What is needed | Write the data out again, character for character, with no images.

The data |
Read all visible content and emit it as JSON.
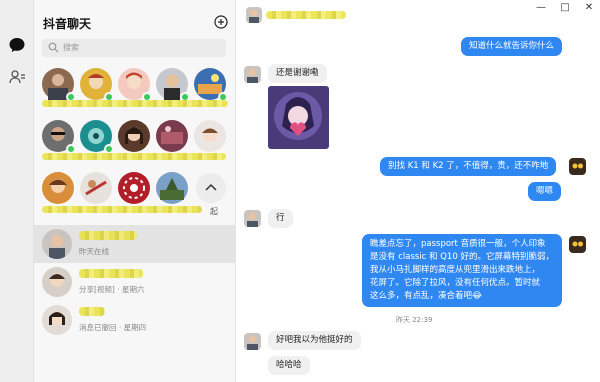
{
  "sidebar": {
    "title": "抖音聊天",
    "search_placeholder": "搜索",
    "expand_label": "起"
  },
  "conversations": [
    {
      "status": "昨天在线"
    },
    {
      "status": "分享[视频] · 星期六"
    },
    {
      "status": "消息已撤回 · 星期四"
    }
  ],
  "chat": {
    "window_controls": [
      "—",
      "□",
      "✕"
    ],
    "messages": [
      {
        "text": "知道什么就告诉你什么"
      },
      {
        "text": "还是谢谢嘞"
      },
      {
        "text": "别找 K1 和 K2 了，不值得，贵，还不咋地"
      },
      {
        "text": "嗯嗯"
      },
      {
        "text": "行"
      },
      {
        "lines": [
          "瞧差点忘了，passport 音质很一般，个人印象",
          "是没有 classic 和 Q10 好的。它屏幕特别脆弱，",
          "我从小马扎脚样的高度从兜里滑出来跌地上，",
          "花屏了。它除了拉风，没有任何优点。暂时就",
          "这么多，有点乱，凑合着吧😂"
        ]
      },
      {
        "text": "好吧我以为他挺好的"
      },
      {
        "text": "哈哈哈"
      }
    ],
    "timestamp": "昨天 22:39"
  },
  "colors": {
    "accent": "#2f88f2",
    "online": "#3bc95a"
  }
}
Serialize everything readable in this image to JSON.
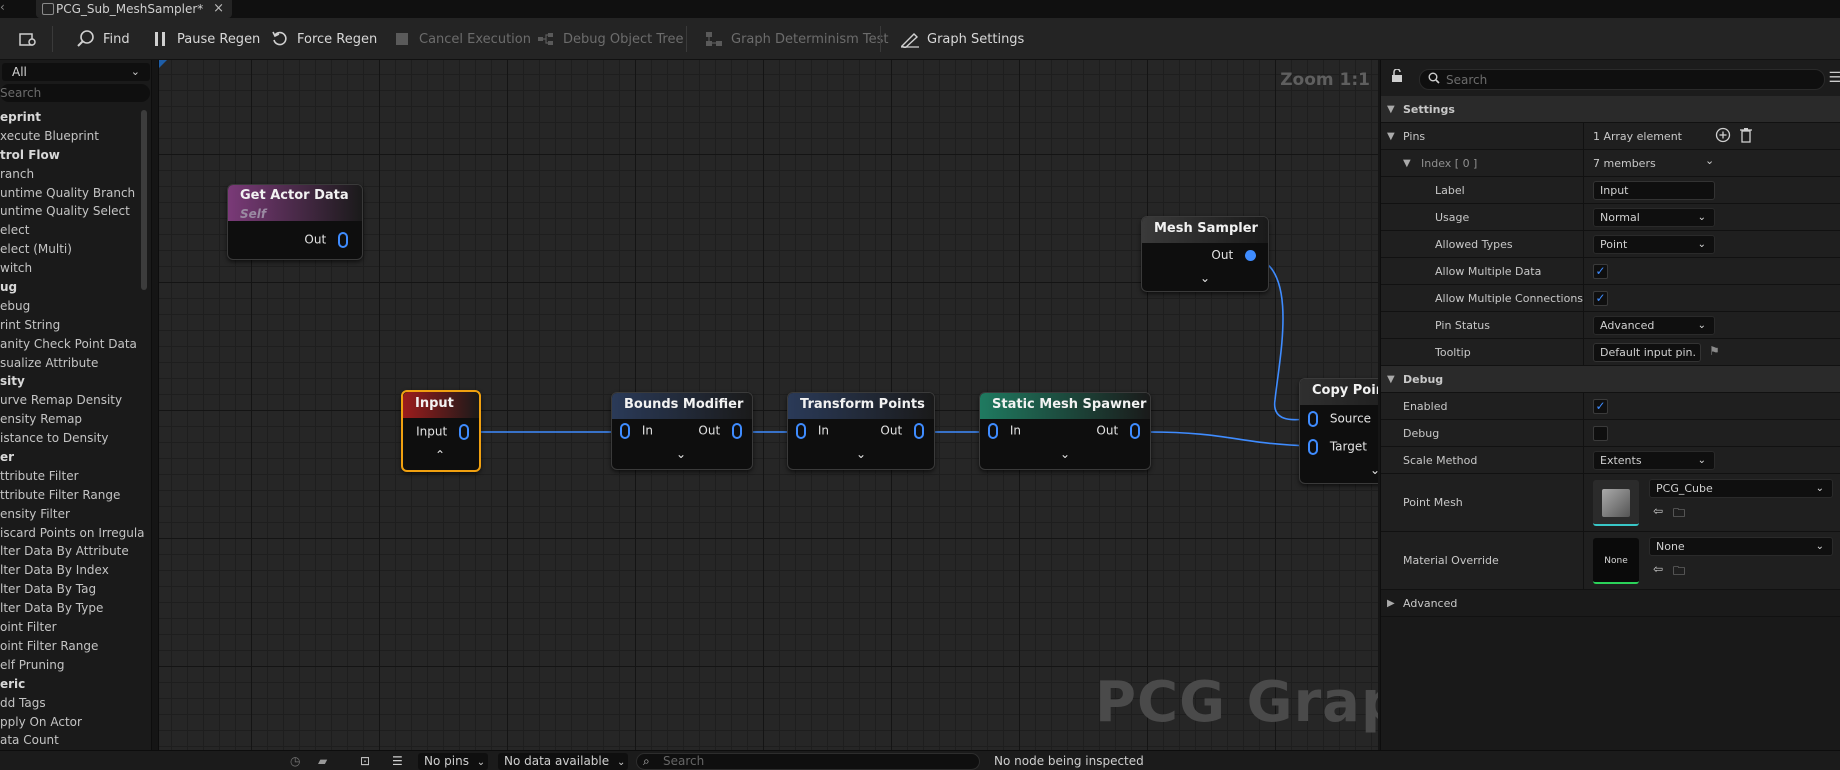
{
  "tab": {
    "title": "PCG_Sub_MeshSampler*",
    "close": "×"
  },
  "toolbar": {
    "find": "Find",
    "pause_regen": "Pause Regen",
    "force_regen": "Force Regen",
    "cancel_execution": "Cancel Execution",
    "debug_object_tree": "Debug Object Tree",
    "graph_determinism_test": "Graph Determinism Test",
    "graph_settings": "Graph Settings"
  },
  "palette": {
    "filter": "All",
    "search_placeholder": "Search",
    "items": [
      {
        "label": "eprint",
        "category": true
      },
      {
        "label": "xecute Blueprint",
        "category": false
      },
      {
        "label": "trol Flow",
        "category": true
      },
      {
        "label": "ranch",
        "category": false
      },
      {
        "label": "untime Quality Branch",
        "category": false
      },
      {
        "label": "untime Quality Select",
        "category": false
      },
      {
        "label": "elect",
        "category": false
      },
      {
        "label": "elect (Multi)",
        "category": false
      },
      {
        "label": "witch",
        "category": false
      },
      {
        "label": "ug",
        "category": true
      },
      {
        "label": "ebug",
        "category": false
      },
      {
        "label": "rint String",
        "category": false
      },
      {
        "label": "anity Check Point Data",
        "category": false
      },
      {
        "label": "sualize Attribute",
        "category": false
      },
      {
        "label": "sity",
        "category": true
      },
      {
        "label": "urve Remap Density",
        "category": false
      },
      {
        "label": "ensity Remap",
        "category": false
      },
      {
        "label": "istance to Density",
        "category": false
      },
      {
        "label": "er",
        "category": true
      },
      {
        "label": "ttribute Filter",
        "category": false
      },
      {
        "label": "ttribute Filter Range",
        "category": false
      },
      {
        "label": "ensity Filter",
        "category": false
      },
      {
        "label": "iscard Points on Irregula",
        "category": false
      },
      {
        "label": "lter Data By Attribute",
        "category": false
      },
      {
        "label": "lter Data By Index",
        "category": false
      },
      {
        "label": "lter Data By Tag",
        "category": false
      },
      {
        "label": "lter Data By Type",
        "category": false
      },
      {
        "label": "oint Filter",
        "category": false
      },
      {
        "label": "oint Filter Range",
        "category": false
      },
      {
        "label": "elf Pruning",
        "category": false
      },
      {
        "label": "eric",
        "category": true
      },
      {
        "label": "dd Tags",
        "category": false
      },
      {
        "label": "pply On Actor",
        "category": false
      },
      {
        "label": "ata Count",
        "category": false
      }
    ]
  },
  "graph": {
    "zoom": "Zoom 1:1",
    "watermark": "PCG Graph",
    "nodes": {
      "get_actor_data": {
        "title": "Get Actor Data",
        "subtitle": "Self",
        "out": "Out"
      },
      "mesh_sampler": {
        "title": "Mesh Sampler",
        "out": "Out"
      },
      "input": {
        "title": "Input",
        "pin": "Input"
      },
      "bounds_modifier": {
        "title": "Bounds Modifier",
        "in": "In",
        "out": "Out"
      },
      "transform_points": {
        "title": "Transform Points",
        "in": "In",
        "out": "Out"
      },
      "static_mesh_spawner": {
        "title": "Static Mesh Spawner",
        "in": "In",
        "out": "Out"
      },
      "copy_points": {
        "title": "Copy Points",
        "source": "Source",
        "target": "Target"
      }
    },
    "colors": {
      "get_actor_data": "#7a3a78",
      "mesh_sampler": "#3a3a3a",
      "input": "#9c1c1c",
      "bounds_modifier": "#2a3a58",
      "transform_points": "#2a3a58",
      "static_mesh_spawner": "#1f7a60",
      "copy_points": "#2f2f2f",
      "wire": "#3f8cff",
      "selection": "#f0a010"
    }
  },
  "details": {
    "search_placeholder": "Search",
    "settings_section": "Settings",
    "pins_label": "Pins",
    "pins_value": "1 Array element",
    "index_label": "Index [ 0 ]",
    "index_value": "7 members",
    "label_label": "Label",
    "label_value": "Input",
    "usage_label": "Usage",
    "usage_value": "Normal",
    "allowed_types_label": "Allowed Types",
    "allowed_types_value": "Point",
    "allow_multiple_data_label": "Allow Multiple Data",
    "allow_multiple_data_checked": true,
    "allow_multiple_connections_label": "Allow Multiple Connections",
    "allow_multiple_connections_checked": true,
    "pin_status_label": "Pin Status",
    "pin_status_value": "Advanced",
    "tooltip_label": "Tooltip",
    "tooltip_value": "Default input pin.",
    "debug_section": "Debug",
    "enabled_label": "Enabled",
    "enabled_checked": true,
    "debug_label": "Debug",
    "debug_checked": false,
    "scale_method_label": "Scale Method",
    "scale_method_value": "Extents",
    "point_mesh_label": "Point Mesh",
    "point_mesh_value": "PCG_Cube",
    "material_override_label": "Material Override",
    "material_override_value": "None",
    "material_thumb_text": "None",
    "advanced_section": "Advanced"
  },
  "bottombar": {
    "pins_filter": "No pins",
    "data_filter": "No data available",
    "search_placeholder": "Search",
    "status": "No node being inspected"
  }
}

Reply to the task |
Read all visible content and emit it as JSON.
{
  "sidebar": {
    "title": "抖音聊天",
    "search_placeholder": "搜索",
    "expand_label": "起"
  },
  "conversations": [
    {
      "status": "昨天在线"
    },
    {
      "status": "分享[视频] · 星期六"
    },
    {
      "status": "消息已撤回 · 星期四"
    }
  ],
  "chat": {
    "window_controls": [
      "—",
      "□",
      "✕"
    ],
    "messages": [
      {
        "text": "知道什么就告诉你什么"
      },
      {
        "text": "还是谢谢嘞"
      },
      {
        "text": "别找 K1 和 K2 了，不值得，贵，还不咋地"
      },
      {
        "text": "嗯嗯"
      },
      {
        "text": "行"
      },
      {
        "lines": [
          "瞧差点忘了，passport 音质很一般，个人印象",
          "是没有 classic 和 Q10 好的。它屏幕特别脆弱，",
          "我从小马扎脚样的高度从兜里滑出来跌地上，",
          "花屏了。它除了拉风，没有任何优点。暂时就",
          "这么多，有点乱，凑合着吧😂"
        ]
      },
      {
        "text": "好吧我以为他挺好的"
      },
      {
        "text": "哈哈哈"
      }
    ],
    "timestamp": "昨天 22:39"
  },
  "colors": {
    "accent": "#2f88f2",
    "online": "#3bc95a"
  }
}
Serialize everything readable in this image to JSON.
{
  "tab": {
    "title": "PCG_Sub_MeshSampler*",
    "close": "×"
  },
  "toolbar": {
    "find": "Find",
    "pause_regen": "Pause Regen",
    "force_regen": "Force Regen",
    "cancel_execution": "Cancel Execution",
    "debug_object_tree": "Debug Object Tree",
    "graph_determinism_test": "Graph Determinism Test",
    "graph_settings": "Graph Settings"
  },
  "palette": {
    "filter": "All",
    "search_placeholder": "Search",
    "items": [
      {
        "label": "eprint",
        "category": true
      },
      {
        "label": "xecute Blueprint",
        "category": false
      },
      {
        "label": "trol Flow",
        "category": true
      },
      {
        "label": "ranch",
        "category": false
      },
      {
        "label": "untime Quality Branch",
        "category": false
      },
      {
        "label": "untime Quality Select",
        "category": false
      },
      {
        "label": "elect",
        "category": false
      },
      {
        "label": "elect (Multi)",
        "category": false
      },
      {
        "label": "witch",
        "category": false
      },
      {
        "label": "ug",
        "category": true
      },
      {
        "label": "ebug",
        "category": false
      },
      {
        "label": "rint String",
        "category": false
      },
      {
        "label": "anity Check Point Data",
        "category": false
      },
      {
        "label": "sualize Attribute",
        "category": false
      },
      {
        "label": "sity",
        "category": true
      },
      {
        "label": "urve Remap Density",
        "category": false
      },
      {
        "label": "ensity Remap",
        "category": false
      },
      {
        "label": "istance to Density",
        "category": false
      },
      {
        "label": "er",
        "category": true
      },
      {
        "label": "ttribute Filter",
        "category": false
      },
      {
        "label": "ttribute Filter Range",
        "category": false
      },
      {
        "label": "ensity Filter",
        "category": false
      },
      {
        "label": "iscard Points on Irregula",
        "category": false
      },
      {
        "label": "lter Data By Attribute",
        "category": false
      },
      {
        "label": "lter Data By Index",
        "category": false
      },
      {
        "label": "lter Data By Tag",
        "category": false
      },
      {
        "label": "lter Data By Type",
        "category": false
      },
      {
        "label": "oint Filter",
        "category": false
      },
      {
        "label": "oint Filter Range",
        "category": false
      },
      {
        "label": "elf Pruning",
        "category": false
      },
      {
        "label": "eric",
        "category": true
      },
      {
        "label": "dd Tags",
        "category": false
      },
      {
        "label": "pply On Actor",
        "category": false
      },
      {
        "label": "ata Count",
        "category": false
      }
    ]
  },
  "graph": {
    "zoom": "Zoom 1:1",
    "watermark": "PCG Graph",
    "nodes": {
      "get_actor_data": {
        "title": "Get Actor Data",
        "subtitle": "Self",
        "out": "Out"
      },
      "mesh_sampler": {
        "title": "Mesh Sampler",
        "out": "Out"
      },
      "input": {
        "title": "Input",
        "pin": "Input"
      },
      "bounds_modifier": {
        "title": "Bounds Modifier",
        "in": "In",
        "out": "Out"
      },
      "transform_points": {
        "title": "Transform Points",
        "in": "In",
        "out": "Out"
      },
      "static_mesh_spawner": {
        "title": "Static Mesh Spawner",
        "in": "In",
        "out": "Out"
      },
      "copy_points": {
        "title": "Copy Points",
        "source": "Source",
        "target": "Target"
      }
    },
    "colors": {
      "get_actor_data": "#7a3a78",
      "mesh_sampler": "#3a3a3a",
      "input": "#9c1c1c",
      "bounds_modifier": "#2a3a58",
      "transform_points": "#2a3a58",
      "static_mesh_spawner": "#1f7a60",
      "copy_points": "#2f2f2f",
      "wire": "#3f8cff",
      "selection": "#f0a010"
    }
  },
  "details": {
    "search_placeholder": "Search",
    "settings_section": "Settings",
    "pins_label": "Pins",
    "pins_value": "1 Array element",
    "index_label": "Index [ 0 ]",
    "index_value": "7 members",
    "label_label": "Label",
    "label_value": "Input",
    "usage_label": "Usage",
    "usage_value": "Normal",
    "allowed_types_label": "Allowed Types",
    "allowed_types_value": "Point",
    "allow_multiple_data_label": "Allow Multiple Data",
    "allow_multiple_data_checked": true,
    "allow_multiple_connections_label": "Allow Multiple Connections",
    "allow_multiple_connections_checked": true,
    "pin_status_label": "Pin Status",
    "pin_status_value": "Advanced",
    "tooltip_label": "Tooltip",
    "tooltip_value": "Default input pin.",
    "debug_section": "Debug",
    "enabled_label": "Enabled",
    "enabled_checked": true,
    "debug_label": "Debug",
    "debug_checked": false,
    "scale_method_label": "Scale Method",
    "scale_method_value": "Extents",
    "point_mesh_label": "Point Mesh",
    "point_mesh_value": "PCG_Cube",
    "material_override_label": "Material Override",
    "material_override_value": "None",
    "material_thumb_text": "None",
    "advanced_section": "Advanced"
  },
  "bottombar": {
    "pins_filter": "No pins",
    "data_filter": "No data available",
    "search_placeholder": "Search",
    "status": "No node being inspected"
  }
}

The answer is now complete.